Soon we come face to face with our first boss, a giant crab that fills up half the screen. Graphically, this is probably one of the most impressive things I’ve seen in a Super Nintendo game, not just because of its huge size, but also because of the texture, which reminds me of Yoshi’s Island. Because of the crab’s size, it is almost impossible to avoid getting hit. It is only after a couple of deaths that we are able to defeat it.
Shortly afterward we receive our final companion, a half-beastman by the name of Kevin, and end our first play session. Because of our troubles in the game, I looked up a guide online in order to get a better sense of the game’s systems, so that I might know what I’m doing the next time we play. This marks the first time that I’ve ever had to seek an outside source to learn how to play a game. I suspect that if the game would have been released in North America, all of these systems would have been explained in a very comprehensive game manual.
Similar to the original Pokémon games, Seiken Densetsu 3’s difficulty is somewhat determined by the character you select. There is Carlie – the healer, Kevin – the beastman, Angela – the sorceress, Duran – the warrior, Lise – the amazon, and Hawk – the ninja. Depending on who you choose, you will face a different series of bosses at the end of the game, some of which are harder than others. Therefore, Carlie and Kevin can be seen as Easy difficulty, Angela and Duran as Normal, and finally, Lise and Hawk as Hard.
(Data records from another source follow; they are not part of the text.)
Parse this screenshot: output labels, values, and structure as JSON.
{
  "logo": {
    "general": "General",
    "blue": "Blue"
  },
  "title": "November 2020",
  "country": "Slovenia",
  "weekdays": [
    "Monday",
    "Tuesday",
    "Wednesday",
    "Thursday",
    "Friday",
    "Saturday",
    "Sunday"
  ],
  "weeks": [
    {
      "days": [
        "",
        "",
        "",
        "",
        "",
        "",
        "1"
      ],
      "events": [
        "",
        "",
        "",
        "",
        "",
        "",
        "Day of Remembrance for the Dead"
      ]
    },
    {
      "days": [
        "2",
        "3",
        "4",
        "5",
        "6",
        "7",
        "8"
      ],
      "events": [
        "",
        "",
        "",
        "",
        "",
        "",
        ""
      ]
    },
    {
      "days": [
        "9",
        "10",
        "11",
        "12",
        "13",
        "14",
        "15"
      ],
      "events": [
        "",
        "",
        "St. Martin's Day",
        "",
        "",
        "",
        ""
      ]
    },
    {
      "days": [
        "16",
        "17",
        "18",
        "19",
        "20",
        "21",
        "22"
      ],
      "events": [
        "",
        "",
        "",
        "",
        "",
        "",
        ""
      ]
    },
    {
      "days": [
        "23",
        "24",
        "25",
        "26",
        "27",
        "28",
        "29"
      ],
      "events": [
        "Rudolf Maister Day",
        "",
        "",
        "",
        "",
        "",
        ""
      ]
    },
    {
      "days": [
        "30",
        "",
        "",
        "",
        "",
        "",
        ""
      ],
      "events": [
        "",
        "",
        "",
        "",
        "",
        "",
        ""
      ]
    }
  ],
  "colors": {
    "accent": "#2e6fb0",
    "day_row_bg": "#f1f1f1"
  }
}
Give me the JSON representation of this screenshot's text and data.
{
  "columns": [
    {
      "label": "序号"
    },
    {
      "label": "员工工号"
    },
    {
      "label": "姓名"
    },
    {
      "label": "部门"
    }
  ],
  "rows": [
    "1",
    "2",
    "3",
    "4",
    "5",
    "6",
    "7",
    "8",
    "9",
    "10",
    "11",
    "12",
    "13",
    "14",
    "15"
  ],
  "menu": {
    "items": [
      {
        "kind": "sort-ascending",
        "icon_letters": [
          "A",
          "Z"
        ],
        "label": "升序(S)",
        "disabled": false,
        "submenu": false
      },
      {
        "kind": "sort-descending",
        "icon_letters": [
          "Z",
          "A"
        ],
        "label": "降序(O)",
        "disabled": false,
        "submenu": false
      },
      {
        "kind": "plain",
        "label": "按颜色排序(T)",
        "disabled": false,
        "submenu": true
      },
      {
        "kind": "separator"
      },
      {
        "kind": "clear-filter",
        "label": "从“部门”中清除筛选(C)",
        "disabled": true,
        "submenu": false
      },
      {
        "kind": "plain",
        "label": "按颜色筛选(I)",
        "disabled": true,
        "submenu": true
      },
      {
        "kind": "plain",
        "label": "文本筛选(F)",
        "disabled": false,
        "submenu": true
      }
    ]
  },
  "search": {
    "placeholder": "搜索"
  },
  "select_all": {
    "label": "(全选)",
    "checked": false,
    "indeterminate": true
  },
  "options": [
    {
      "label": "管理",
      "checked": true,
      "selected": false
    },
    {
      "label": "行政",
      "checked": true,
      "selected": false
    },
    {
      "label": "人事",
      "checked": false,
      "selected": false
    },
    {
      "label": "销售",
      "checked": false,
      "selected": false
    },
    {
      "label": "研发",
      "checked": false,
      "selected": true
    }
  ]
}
The game also features a class/promotion system, which determines what special ability and spells your character can use in battle. However, you can only promote your character twice in the game, once around level 18 and again around level 38, and then, only at mana stones. Each time you promote your character, you must choose between two classes: a “Light” class and a “Dark” class. “Light” and “Dark” in this case has nothing to do with alignment, but rather with what strengths your character has in battle. “Light” classes focus more on spells and abilities that benefit the party (i.e. healing spells, buffs, and status afflicting magic), while “Dark” classes focus more on offensive spells and abilities.
With this knowledge, I was able to get a sense of how my ignorance had affected my party. By choosing Lise, I had set us on the hardest possible path in the game. Not only that, but because of my cousin’s insistence, I had chosen Kevin over Carlie, which meant that we were short a healer. While it was true that Kevin could eventually learn healing spells, that wouldn’t be until after he was promoted at level 18. Until then, we had no healing magic and would have to rely on items.
Knowing this, we set out to complete our last hour of gameplay. Overall, things went well. We were more competent in battle and were keeping our healing items stocked. We only got stuck one time, and that was when we had to find the path to the dwarven village. Again, the answer was unintuitive, as we had to save at a certain golden mana goddess statue after having to pass it to discover a dead end. By the end of our playthrough, we had found the village, met a dwarf named Watts, who was a regular of the series, and faced another boss, a giant mole, which we beat with ease.
Overall, I enjoyed Seiken Densetsu 3. It added complexity to the genre, such as an active day/night cycle and an elemental week system, both of which were advanced for its time and that we don’t see enough of even in our modern era of gaming. Sure, the game might be difficult, but it’s a kind of difficulty that I, as an RPG fanatic, don’t especially mind. The game challenges me to take my actions into account, giving me a dynamic sense of risk and reward. And above all, that is what I want most out of an RPG.